Of course, the RTL-SDR can’t transmit so you’ll have to leave your dongle behind for this last step. Luckily all you need to transmit is the rpitx package created by [F5OEO], along with a supported Raspberry Pi and a small length of wire attached to the appropriate GPIO pin. This package contains the tool sendiq which can be used to replay the raw captures made in the previous step. With some scripting, it’s fairly straightforward to automate these transmissions to control the remote plugs however you wish from the Pi.
[ByTechLab] needed an enclosure for his R820T2 based RTL-SDR, which sports an SMA connector. Resolving to design and 3D print one in less than a day, he learned a few things about practical design for 3D printing and shared them online along with his CAD files.

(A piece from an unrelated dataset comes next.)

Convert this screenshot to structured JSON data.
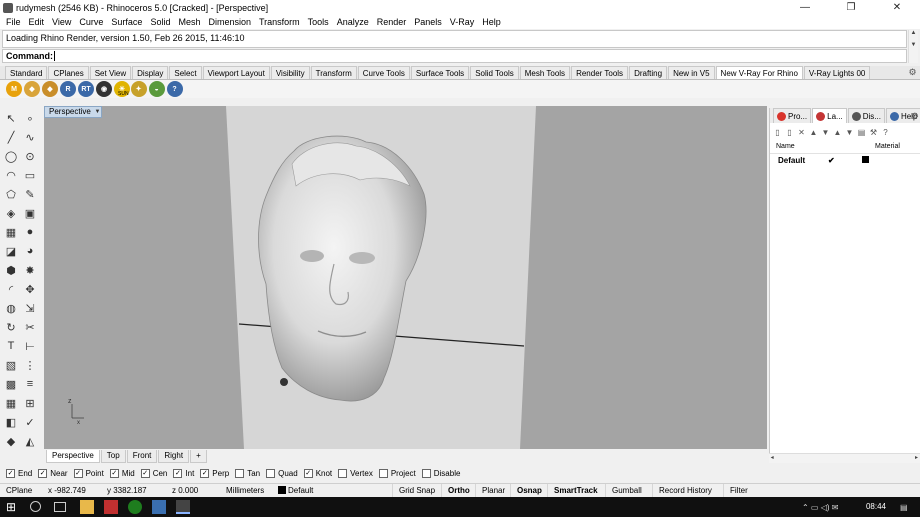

The RTL-SDR is a family of economical software defined radio receivers, and [ByTechLab]’s’ enclosure (CAD files available on GrabCAD and STL on Thingiverse) is specific to his model. However, the lessons he learned are applicable to enclosure design in general, and a few of them specifically apply to 3D printing.
He started by making a basic model of the PCB and being sure to include all large components. With that, he could model the right voids inside the enclosure to ensure a minimum of wasted space. The PCB lacks any sort of mounting holes, so the model was also useful to choose where to place some tabs to hold the PCB in place. That took care of the enclosure design, but it also pays to be mindful of the manufacturing method so as to play to its strengths. For FDM 3D printing, that means most curved shapes and rounded edges are trivial. It also means that the biggest favor you can do yourself is to design parts so that they can be printed in a stable orientation without any supports.
This may be nothing that an experienced 3D printer and modeler doesn’t already know, but everyone is a novice at some point and learning from others’ experiences can be a real timesaver. For the more experienced, we covered a somewhat more in-depth guide to practical 3D printed enclosure design.
[ByTechLab]’s desire for a custom enclosure was partly because RTL-SDR devices come in many shapes and sizes, as you can see in this review of 19 different units (of which only 14 actually worked.)